In Reagan and Gorbachev, Jack F. Matlock, Jr., gives an eyewitness account of how the Cold War ended, with humankind declared the winner. As Reagan’s principal adviser on Soviet and European affairs, and later as the U.S. ambassador to the U.S.S.R., Matlock lived history: He was the point person for Reagan’s evolving policy of conciliation toward the Soviet Union. Working from his own papers, recent interviews with major figures, and archival sources both here and abroad, Matlock offers an insider’s perspective on a diplomatic campaign far more sophisticated than previously thought, led by two men of surpassing vision.

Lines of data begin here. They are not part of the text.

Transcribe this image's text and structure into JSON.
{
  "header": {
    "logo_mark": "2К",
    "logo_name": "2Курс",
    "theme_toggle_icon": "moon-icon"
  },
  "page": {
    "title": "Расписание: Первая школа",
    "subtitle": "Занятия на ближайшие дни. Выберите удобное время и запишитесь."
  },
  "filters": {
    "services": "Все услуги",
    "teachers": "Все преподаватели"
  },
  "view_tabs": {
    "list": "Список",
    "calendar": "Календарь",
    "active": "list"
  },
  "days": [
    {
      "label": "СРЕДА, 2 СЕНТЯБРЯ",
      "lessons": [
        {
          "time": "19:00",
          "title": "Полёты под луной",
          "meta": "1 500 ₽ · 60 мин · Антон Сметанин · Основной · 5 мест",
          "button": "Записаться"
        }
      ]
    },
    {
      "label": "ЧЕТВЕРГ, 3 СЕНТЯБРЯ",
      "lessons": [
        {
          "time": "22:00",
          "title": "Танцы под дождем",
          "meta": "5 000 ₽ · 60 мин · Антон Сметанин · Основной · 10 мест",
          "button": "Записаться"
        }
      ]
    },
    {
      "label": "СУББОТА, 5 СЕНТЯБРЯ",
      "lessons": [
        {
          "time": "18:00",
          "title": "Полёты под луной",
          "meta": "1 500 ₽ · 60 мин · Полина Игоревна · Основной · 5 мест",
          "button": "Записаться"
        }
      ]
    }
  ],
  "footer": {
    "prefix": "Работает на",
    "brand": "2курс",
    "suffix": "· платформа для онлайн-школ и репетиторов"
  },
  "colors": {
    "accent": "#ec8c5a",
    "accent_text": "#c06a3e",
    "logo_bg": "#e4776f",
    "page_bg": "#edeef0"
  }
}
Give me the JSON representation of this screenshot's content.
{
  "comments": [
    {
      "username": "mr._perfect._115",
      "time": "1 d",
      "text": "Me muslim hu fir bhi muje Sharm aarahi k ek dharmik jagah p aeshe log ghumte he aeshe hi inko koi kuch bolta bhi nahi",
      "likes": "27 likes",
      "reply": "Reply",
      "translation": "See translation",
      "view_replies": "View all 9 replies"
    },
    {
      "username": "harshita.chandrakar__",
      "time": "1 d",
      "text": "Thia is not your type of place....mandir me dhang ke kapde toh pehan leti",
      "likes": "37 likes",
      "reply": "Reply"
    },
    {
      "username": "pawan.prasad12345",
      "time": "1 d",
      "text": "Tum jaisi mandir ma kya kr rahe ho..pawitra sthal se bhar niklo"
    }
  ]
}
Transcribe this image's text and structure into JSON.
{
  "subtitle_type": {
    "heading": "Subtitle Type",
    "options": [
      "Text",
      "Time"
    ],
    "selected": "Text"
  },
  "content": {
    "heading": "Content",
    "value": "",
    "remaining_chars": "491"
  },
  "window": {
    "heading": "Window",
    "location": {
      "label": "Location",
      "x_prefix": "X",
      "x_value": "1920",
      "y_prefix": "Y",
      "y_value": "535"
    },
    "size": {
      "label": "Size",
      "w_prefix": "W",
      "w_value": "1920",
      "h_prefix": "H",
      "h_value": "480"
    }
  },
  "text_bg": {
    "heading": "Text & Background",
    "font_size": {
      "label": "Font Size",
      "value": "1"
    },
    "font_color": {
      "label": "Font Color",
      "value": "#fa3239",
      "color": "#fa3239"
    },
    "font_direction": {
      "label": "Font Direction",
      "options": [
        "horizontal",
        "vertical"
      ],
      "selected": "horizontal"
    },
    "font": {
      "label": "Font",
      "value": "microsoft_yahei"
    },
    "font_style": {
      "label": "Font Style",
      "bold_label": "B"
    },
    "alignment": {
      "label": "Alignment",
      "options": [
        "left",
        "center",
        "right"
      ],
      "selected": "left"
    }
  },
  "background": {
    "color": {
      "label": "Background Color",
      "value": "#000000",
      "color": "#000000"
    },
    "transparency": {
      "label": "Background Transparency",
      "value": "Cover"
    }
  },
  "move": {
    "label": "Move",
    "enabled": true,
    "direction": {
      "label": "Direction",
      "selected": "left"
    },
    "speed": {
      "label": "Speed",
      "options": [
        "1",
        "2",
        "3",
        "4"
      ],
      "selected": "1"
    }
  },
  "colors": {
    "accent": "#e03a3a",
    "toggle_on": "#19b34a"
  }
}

Matlock details how, from the start of his term, Reagan privately pursued improved U.S.—U.S.S.R. relations, while rebuilding America’s military and fighting will in order to confront the Soviet Union while providing bargaining chips. When Gorbachev assumed leadership, however, Reagan and his advisers found a potential partner in the enterprise of peace. At first the two leaders sparred, agreeing on little. Gradually a form of trust emerged, with Gorbachev taking politically risky steps that bore long-term benefits, like the agreement to abolish intermediate-range nuclear missiles and the agreement to abolish intermediate-range nuclear missiles and the U.S.S.R.’s significant unilateral troop reductions in 1988.
Through his recollections and unparalleled access to the best and latest sources, Matlock describes Reagan’s and Gorbachev’s initial views of each other. We learn how the two prepared for their meetings; we discover that Reagan occasionally wrote to Gorbachev in his own hand, both to personalize the correspondence and to prevent nit-picking by hard-liners in his administration. We also see how the two men were pushed closer together by the unlikeliest characters (Senator Ted Kennedy and François Mitterrand among them) and by the two leaders’ remarkable foreign ministers, George Shultz and Eduard Shevardnadze.
The end of the Cold War is a key event in modern history, one that demanded bold individuals and decisive action. Both epic and intimate, Reagan and Gorbachev will be the standard reference, a work that is critical to our understanding of the present and the past.
By, Rick Perlstein
From the bestselling author of Nixonland: a dazzling portrait of America on the verge of a nervous breakdown in the tumultuous political and economic times of the 1970s.
In January of 1973 Richard Nixon announced the end of the Vietnam War and prepared for a triumphant second term—until televised Watergate hearings revealed his White House as little better than a mafia den. The next president declared upon Nixon’s resignation “our long national nightmare is over”—but then congressional investigators exposed the CIA for assassinating foreign leaders. The collapse of the South Vietnamese government rendered moot the sacrifice of some 58,000 American lives. The economy was in tatters. And as Americans began thinking about their nation in a new way—as one more nation among nations, no more providential than any other—the pundits declared that from now on successful politicians would be the ones who honored this chastened new national mood.
Ronald Reagan never got the message. Which was why, when he announced his intention to challenge President Ford for the 1976 Republican nomination, those same pundits dismissed him—until, amazingly, it started to look like he just might win. He was inventing the new conservative political culture we know now, in which a vision of patriotism rooted in a sense of American limits was derailed in America’s Bicentennial year by the rise of the smiling politician from Hollywood. Against a backdrop of melodramas from the Arab oil embargo to Patty Hearst to the near-bankruptcy of America’s greatest city, The Invisible Bridge asks the question: what does it mean to believe in America? To wave a flag—or to reject the glibness of the flag wavers?